Eczema
Eczema
Urticaria
Urticaria
Animal Allergies
Animal
Venom Allergy
Venom
Drug Allergy
Drug
Latex Allergy
Latex
Chronic Otitis Media
Otitis Media
Mastocytosis
Mastocytosis

Up to 80%

Up to 80 percent of allergic patients are sensitized to more than one allergen.2

 

Hundreds of ordinary substances can cause—or trigger—an allergic reaction.

Among the most common things that can cause reactions are:

  • Plant pollen
  • Food
  • Insect stings
  • Mold
  • Dust mites
  • Pet dander
  • Medications



The mainstay of management in allergic conditions is exposure reduction, and/or avoidance, thereby reducing the causative factor behind symptoms.


 


Diagnostic Testing Is Already Routine

The identification and management of allergies can be summarized in a similar process to that of other diseases you may already be managing:

1. History and physical. As with all medical conundrums, the first step is a focused history and physical examination.

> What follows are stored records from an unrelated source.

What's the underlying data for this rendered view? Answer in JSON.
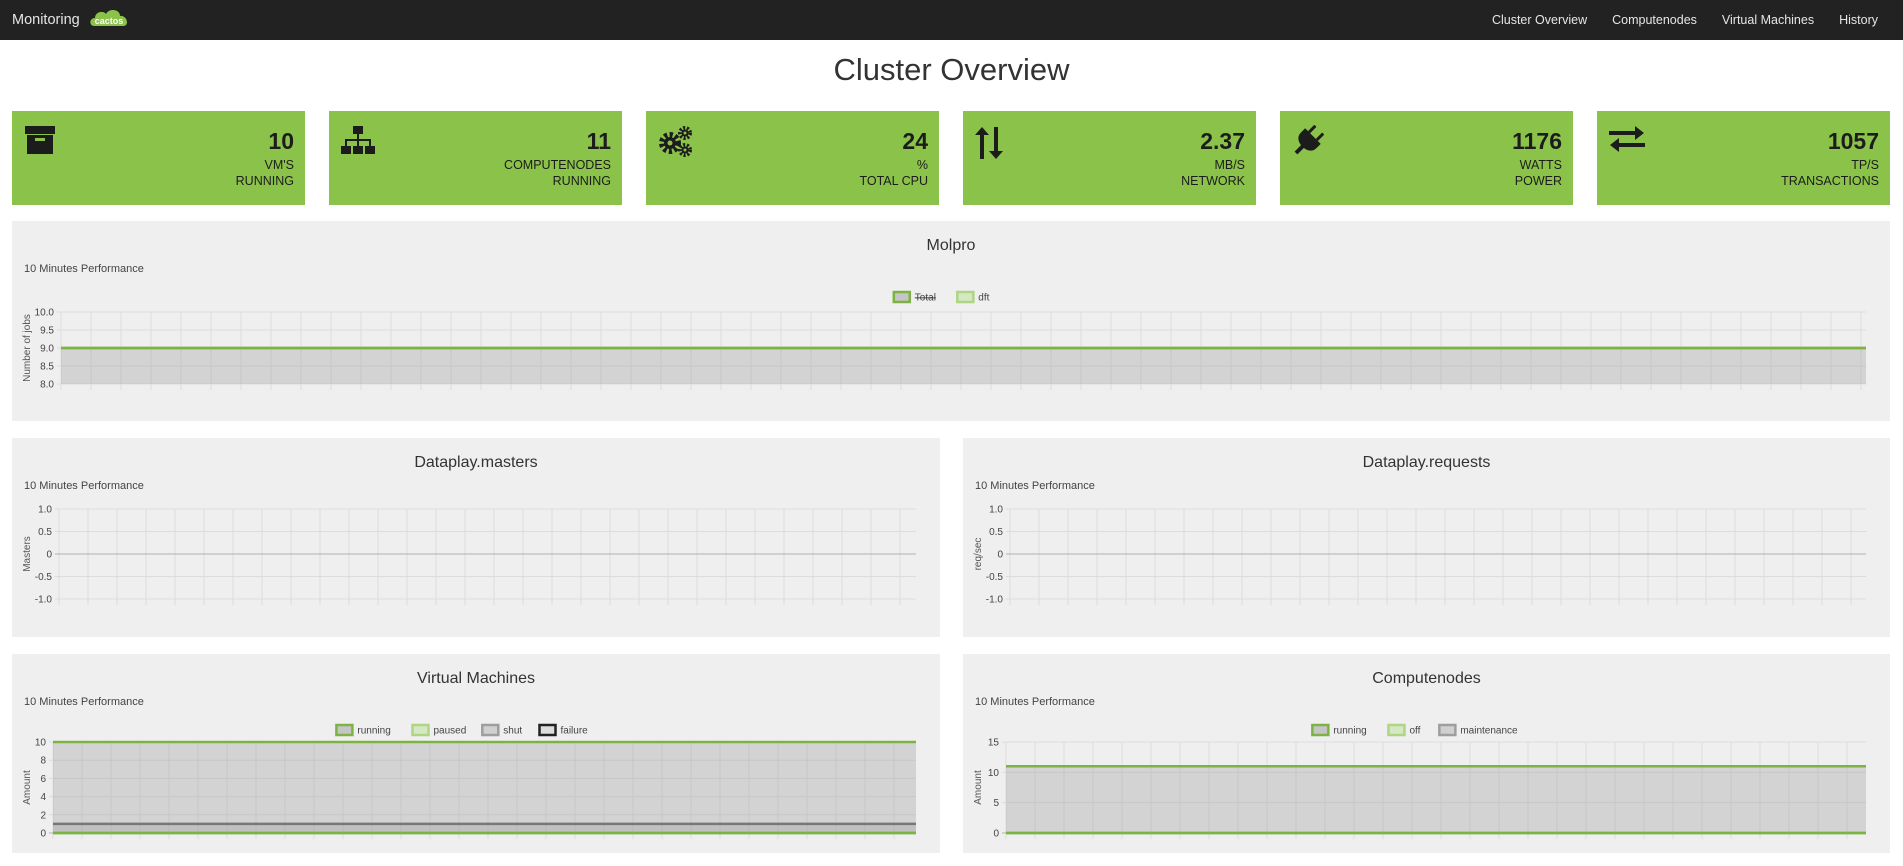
{
  "navbar": {
    "brand": "Monitoring",
    "logo_text": "cactos",
    "links": [
      "Cluster Overview",
      "Computenodes",
      "Virtual Machines",
      "History"
    ]
  },
  "page_title": "Cluster Overview",
  "colors": {
    "green": "#8bc34a",
    "line_green": "#7cb342",
    "light_green": "#aed581",
    "grey": "#9e9e9e",
    "dark": "#222222"
  },
  "stats": [
    {
      "icon": "archive-icon",
      "value": "10",
      "unit": "VM'S",
      "label": "RUNNING"
    },
    {
      "icon": "sitemap-icon",
      "value": "11",
      "unit": "COMPUTENODES",
      "label": "RUNNING"
    },
    {
      "icon": "gears-icon",
      "value": "24",
      "unit": "%",
      "label": "TOTAL CPU"
    },
    {
      "icon": "up-down-arrows-icon",
      "value": "2.37",
      "unit": "MB/s",
      "label": "NETWORK"
    },
    {
      "icon": "plug-icon",
      "value": "1176",
      "unit": "WATTS",
      "label": "POWER"
    },
    {
      "icon": "exchange-icon",
      "value": "1057",
      "unit": "TP/S",
      "label": "TRANSACTIONS"
    }
  ],
  "panels": {
    "molpro": {
      "title": "Molpro",
      "subtitle": "10 Minutes Performance"
    },
    "masters": {
      "title": "Dataplay.masters",
      "subtitle": "10 Minutes Performance"
    },
    "requests": {
      "title": "Dataplay.requests",
      "subtitle": "10 Minutes Performance"
    },
    "vms": {
      "title": "Virtual Machines",
      "subtitle": "10 Minutes Performance"
    },
    "nodes": {
      "title": "Computenodes",
      "subtitle": "10 Minutes Performance"
    }
  },
  "chart_data": [
    {
      "id": "molpro",
      "type": "area",
      "ylabel": "Number of jobs",
      "ylim": [
        8,
        10
      ],
      "yticks": [
        "10.0",
        "9.5",
        "9.0",
        "8.5",
        "8.0"
      ],
      "legend": "top-center",
      "series": [
        {
          "name": "Total",
          "value": 9,
          "hidden": true
        },
        {
          "name": "dft",
          "value": 9
        }
      ]
    },
    {
      "id": "masters",
      "type": "line",
      "ylabel": "Masters",
      "ylim": [
        -1,
        1
      ],
      "yticks": [
        "1.0",
        "0.5",
        "0",
        "-0.5",
        "-1.0"
      ],
      "series": []
    },
    {
      "id": "requests",
      "type": "line",
      "ylabel": "req/sec",
      "ylim": [
        -1,
        1
      ],
      "yticks": [
        "1.0",
        "0.5",
        "0",
        "-0.5",
        "-1.0"
      ],
      "series": []
    },
    {
      "id": "vms",
      "type": "area",
      "ylabel": "Amount",
      "ylim": [
        0,
        10
      ],
      "yticks": [
        "10",
        "8",
        "6",
        "4",
        "2",
        "0"
      ],
      "legend": "top-center",
      "series": [
        {
          "name": "running",
          "value": 10
        },
        {
          "name": "paused",
          "value": 0
        },
        {
          "name": "shut",
          "value": 1
        },
        {
          "name": "failure",
          "value": 0
        }
      ]
    },
    {
      "id": "nodes",
      "type": "area",
      "ylabel": "Amount",
      "ylim": [
        0,
        15
      ],
      "yticks": [
        "15",
        "10",
        "5",
        "0"
      ],
      "legend": "top-center",
      "series": [
        {
          "name": "running",
          "value": 11
        },
        {
          "name": "off",
          "value": 0
        },
        {
          "name": "maintenance",
          "value": 0
        }
      ]
    }
  ]
}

2. Test to identify IgE sensitization. The second step is identifying sensitizing allergens and their sources—this step is critical to the diagnosis and clinical management of allergies. Used routinely to aid in the diagnosis of allergies, specific IgE testing is an objective tool that yields quantifiable results you can also use in the management of your patient’s allergies.3,4 Specific IgE testing is a logical addition to your testing array because it fits into the workup in a similar manner, as the assays you may regularly order for managing diabetes or hypercholesterolemia.

3. Targeted management. The third step is targeted management. By confirming the patient’s unique triggers, your management approach, which may include pharmacological and non-pharmacological options, can be targeted to manage the patient's unique pattern of triggers and associated symptoms.3,4

 

Identifying your patient’s allergic triggers can help:

  • Control allergic asthma and allergic rhinitis.
  • Prevent the use of avoidable medications and reduce the number of office visits.
  • Optimize care and manage health risks.
  • Reduce costs associated with absenteeism and lost productivity at work and school.

 

Learn more about specific allergies

Learn about specific IgE testing

References

 

  1. Pawankar R, Holgate S, Canonica G, at el. World Allergy Organization. White Book on Allergy (WAO). 2011. http://www.worldallergy.org/UserFiles/file/WAO-White-Book-on-Allergy_web.pdf. Accessed December 2017.
  2. Ciprandi G, Alesina R, Ariano R, et al. Characteristics of patients with allergic polysensitization: the POLISMAIL study. Eur Ann Allergy Clin Immunol. 2008;40(3):77-83
  3. House of Lords. Science and Technology sixth report- the extent and burden of allergy in the United Kingdom. http://www.bsaci.org/pdf/HoL_science_report_vol.1.pdf. Accessed December 2017.
  4. Pearce L. Managing allergic rhinitis. Nursing Times. 2012;108(17):20-22.